[Component data from apps and pages]
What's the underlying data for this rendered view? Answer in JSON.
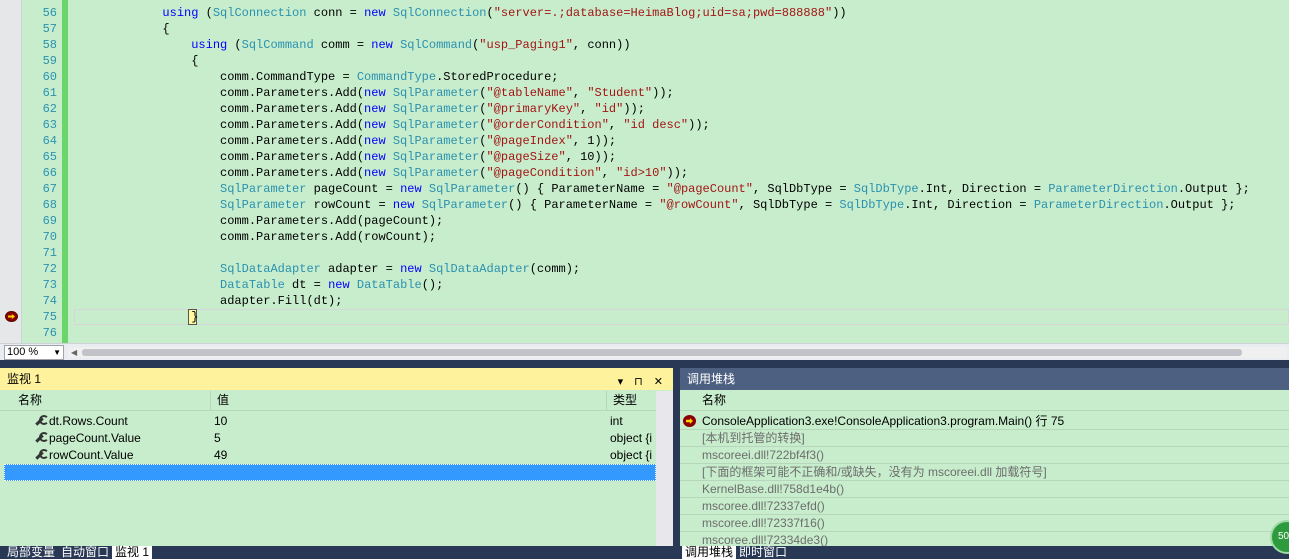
{
  "editor": {
    "lines": [
      {
        "n": "56",
        "t": [
          [
            "            ",
            ""
          ],
          [
            "using",
            "kw"
          ],
          [
            " (",
            ""
          ],
          [
            "SqlConnection",
            "ty"
          ],
          [
            " conn = ",
            ""
          ],
          [
            "new",
            "kw"
          ],
          [
            " ",
            ""
          ],
          [
            "SqlConnection",
            "ty"
          ],
          [
            "(",
            ""
          ],
          [
            "\"server=.;database=HeimaBlog;uid=sa;pwd=888888\"",
            "st"
          ],
          [
            "))",
            ""
          ]
        ]
      },
      {
        "n": "57",
        "t": [
          [
            "            {",
            ""
          ]
        ]
      },
      {
        "n": "58",
        "t": [
          [
            "                ",
            ""
          ],
          [
            "using",
            "kw"
          ],
          [
            " (",
            ""
          ],
          [
            "SqlCommand",
            "ty"
          ],
          [
            " comm = ",
            ""
          ],
          [
            "new",
            "kw"
          ],
          [
            " ",
            ""
          ],
          [
            "SqlCommand",
            "ty"
          ],
          [
            "(",
            ""
          ],
          [
            "\"usp_Paging1\"",
            "st"
          ],
          [
            ", conn))",
            ""
          ]
        ]
      },
      {
        "n": "59",
        "t": [
          [
            "                {",
            ""
          ]
        ]
      },
      {
        "n": "60",
        "t": [
          [
            "                    comm.CommandType = ",
            ""
          ],
          [
            "CommandType",
            "ty"
          ],
          [
            ".StoredProcedure;",
            ""
          ]
        ]
      },
      {
        "n": "61",
        "t": [
          [
            "                    comm.Parameters.Add(",
            ""
          ],
          [
            "new",
            "kw"
          ],
          [
            " ",
            ""
          ],
          [
            "SqlParameter",
            "ty"
          ],
          [
            "(",
            ""
          ],
          [
            "\"@tableName\"",
            "st"
          ],
          [
            ", ",
            ""
          ],
          [
            "\"Student\"",
            "st"
          ],
          [
            "));",
            ""
          ]
        ]
      },
      {
        "n": "62",
        "t": [
          [
            "                    comm.Parameters.Add(",
            ""
          ],
          [
            "new",
            "kw"
          ],
          [
            " ",
            ""
          ],
          [
            "SqlParameter",
            "ty"
          ],
          [
            "(",
            ""
          ],
          [
            "\"@primaryKey\"",
            "st"
          ],
          [
            ", ",
            ""
          ],
          [
            "\"id\"",
            "st"
          ],
          [
            "));",
            ""
          ]
        ]
      },
      {
        "n": "63",
        "t": [
          [
            "                    comm.Parameters.Add(",
            ""
          ],
          [
            "new",
            "kw"
          ],
          [
            " ",
            ""
          ],
          [
            "SqlParameter",
            "ty"
          ],
          [
            "(",
            ""
          ],
          [
            "\"@orderCondition\"",
            "st"
          ],
          [
            ", ",
            ""
          ],
          [
            "\"id desc\"",
            "st"
          ],
          [
            "));",
            ""
          ]
        ]
      },
      {
        "n": "64",
        "t": [
          [
            "                    comm.Parameters.Add(",
            ""
          ],
          [
            "new",
            "kw"
          ],
          [
            " ",
            ""
          ],
          [
            "SqlParameter",
            "ty"
          ],
          [
            "(",
            ""
          ],
          [
            "\"@pageIndex\"",
            "st"
          ],
          [
            ", 1));",
            ""
          ]
        ]
      },
      {
        "n": "65",
        "t": [
          [
            "                    comm.Parameters.Add(",
            ""
          ],
          [
            "new",
            "kw"
          ],
          [
            " ",
            ""
          ],
          [
            "SqlParameter",
            "ty"
          ],
          [
            "(",
            ""
          ],
          [
            "\"@pageSize\"",
            "st"
          ],
          [
            ", 10));",
            ""
          ]
        ]
      },
      {
        "n": "66",
        "t": [
          [
            "                    comm.Parameters.Add(",
            ""
          ],
          [
            "new",
            "kw"
          ],
          [
            " ",
            ""
          ],
          [
            "SqlParameter",
            "ty"
          ],
          [
            "(",
            ""
          ],
          [
            "\"@pageCondition\"",
            "st"
          ],
          [
            ", ",
            ""
          ],
          [
            "\"id>10\"",
            "st"
          ],
          [
            "));",
            ""
          ]
        ]
      },
      {
        "n": "67",
        "t": [
          [
            "                    ",
            ""
          ],
          [
            "SqlParameter",
            "ty"
          ],
          [
            " pageCount = ",
            ""
          ],
          [
            "new",
            "kw"
          ],
          [
            " ",
            ""
          ],
          [
            "SqlParameter",
            "ty"
          ],
          [
            "() { ParameterName = ",
            ""
          ],
          [
            "\"@pageCount\"",
            "st"
          ],
          [
            ", SqlDbType = ",
            ""
          ],
          [
            "SqlDbType",
            "ty"
          ],
          [
            ".Int, Direction = ",
            ""
          ],
          [
            "ParameterDirection",
            "ty"
          ],
          [
            ".Output };",
            ""
          ]
        ]
      },
      {
        "n": "68",
        "t": [
          [
            "                    ",
            ""
          ],
          [
            "SqlParameter",
            "ty"
          ],
          [
            " rowCount = ",
            ""
          ],
          [
            "new",
            "kw"
          ],
          [
            " ",
            ""
          ],
          [
            "SqlParameter",
            "ty"
          ],
          [
            "() { ParameterName = ",
            ""
          ],
          [
            "\"@rowCount\"",
            "st"
          ],
          [
            ", SqlDbType = ",
            ""
          ],
          [
            "SqlDbType",
            "ty"
          ],
          [
            ".Int, Direction = ",
            ""
          ],
          [
            "ParameterDirection",
            "ty"
          ],
          [
            ".Output };",
            ""
          ]
        ]
      },
      {
        "n": "69",
        "t": [
          [
            "                    comm.Parameters.Add(pageCount);",
            ""
          ]
        ]
      },
      {
        "n": "70",
        "t": [
          [
            "                    comm.Parameters.Add(rowCount);",
            ""
          ]
        ]
      },
      {
        "n": "71",
        "t": [
          [
            "",
            ""
          ]
        ]
      },
      {
        "n": "72",
        "t": [
          [
            "                    ",
            ""
          ],
          [
            "SqlDataAdapter",
            "ty"
          ],
          [
            " adapter = ",
            ""
          ],
          [
            "new",
            "kw"
          ],
          [
            " ",
            ""
          ],
          [
            "SqlDataAdapter",
            "ty"
          ],
          [
            "(comm);",
            ""
          ]
        ]
      },
      {
        "n": "73",
        "t": [
          [
            "                    ",
            ""
          ],
          [
            "DataTable",
            "ty"
          ],
          [
            " dt = ",
            ""
          ],
          [
            "new",
            "kw"
          ],
          [
            " ",
            ""
          ],
          [
            "DataTable",
            "ty"
          ],
          [
            "();",
            ""
          ]
        ]
      },
      {
        "n": "74",
        "t": [
          [
            "                    adapter.Fill(dt);",
            ""
          ]
        ]
      },
      {
        "n": "75",
        "t": [
          [
            "                }",
            ""
          ]
        ]
      },
      {
        "n": "76",
        "t": [
          [
            "",
            ""
          ]
        ]
      }
    ],
    "zoom": "100 %"
  },
  "watch": {
    "title": "监视 1",
    "tools": "▾ ⊓ ✕",
    "columns": {
      "name": "名称",
      "value": "值",
      "type": "类型"
    },
    "rows": [
      {
        "name": "dt.Rows.Count",
        "value": "10",
        "type": "int"
      },
      {
        "name": "pageCount.Value",
        "value": "5",
        "type": "object {i"
      },
      {
        "name": "rowCount.Value",
        "value": "49",
        "type": "object {i"
      }
    ]
  },
  "callstack": {
    "title": "调用堆栈",
    "column": "名称",
    "frames": [
      {
        "text": "ConsoleApplication3.exe!ConsoleApplication3.program.Main() 行 75",
        "current": true
      },
      {
        "text": "[本机到托管的转换]",
        "current": false
      },
      {
        "text": "mscoreei.dll!722bf4f3()",
        "current": false
      },
      {
        "text": "[下面的框架可能不正确和/或缺失，没有为 mscoreei.dll 加载符号]",
        "current": false
      },
      {
        "text": "KernelBase.dll!758d1e4b()",
        "current": false
      },
      {
        "text": "mscoree.dll!72337efd()",
        "current": false
      },
      {
        "text": "mscoree.dll!72337f16()",
        "current": false
      },
      {
        "text": "mscoree.dll!72334de3()",
        "current": false
      }
    ]
  },
  "bottom_tabs_left": [
    "局部变量",
    "自动窗口",
    "监视 1"
  ],
  "bottom_tabs_right": [
    "调用堆栈",
    "即时窗口"
  ],
  "badge": "50"
}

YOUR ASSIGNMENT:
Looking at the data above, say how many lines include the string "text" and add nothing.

TASK RESPONSE:
8